• _ABOUT THIS TASK_
Your output is one number, the count of lines in the listing below that hold the word "maker".

• _ENTRIES SUPPLIED_
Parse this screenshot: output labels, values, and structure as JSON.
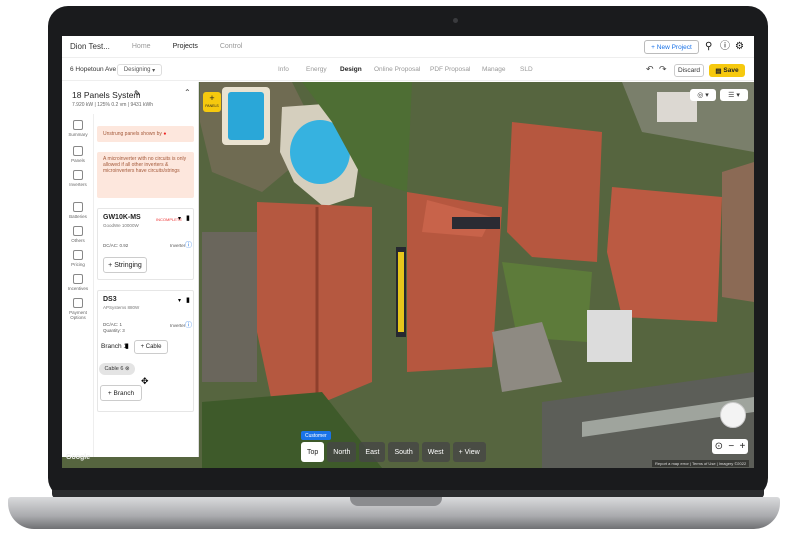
{
  "topnav": {
    "brand": "Dion Test...",
    "items": [
      "Home",
      "Projects",
      "Control"
    ],
    "new_project": "+ New Project"
  },
  "subnav": {
    "address": "6 Hopetoun Ave",
    "mode": "Designing",
    "tabs": [
      "Info",
      "Energy",
      "Design",
      "Online Proposal",
      "PDF Proposal",
      "Manage",
      "SLD"
    ],
    "active_tab": "Design",
    "discard": "Discard",
    "save": "Save"
  },
  "system": {
    "title": "18 Panels System",
    "stats": "7.920 kW  |  125% 0.2 vm  |  9431 kWh"
  },
  "sidebar": [
    "Summary",
    "Panels",
    "Inverters",
    "Batteries",
    "Others",
    "Pricing",
    "Incentives",
    "Payment Options"
  ],
  "warnings": {
    "unstrung": "Unstrung panels shown by",
    "microinverter": "A microinverter with no circuits is only allowed if all other inverters & microinverters have circuits/strings"
  },
  "inverter1": {
    "model": "GW10K-MS",
    "maker": "GoodWe 10000W",
    "tag": "INCOMPLETE",
    "dcac": "DC/AC: 0.92",
    "info": "Inverter",
    "stringing": "+ Stringing"
  },
  "inverter2": {
    "model": "DS3",
    "maker": "APSystems 880W",
    "dcac": "DC/AC: 1",
    "quantity": "Quantity: 3",
    "info": "Inverter",
    "branch": "Branch 1",
    "cable": "+ Cable",
    "chip": "Cable 6",
    "add_branch": "+ Branch"
  },
  "map": {
    "add_label": "PANELS",
    "customer": "Customer",
    "views": [
      "Top",
      "North",
      "East",
      "South",
      "West",
      "+ View"
    ],
    "google": "Google",
    "attribution": "Report a map error | Terms of Use | Imagery ©2022"
  }
}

• _FINAL ANSWER_
2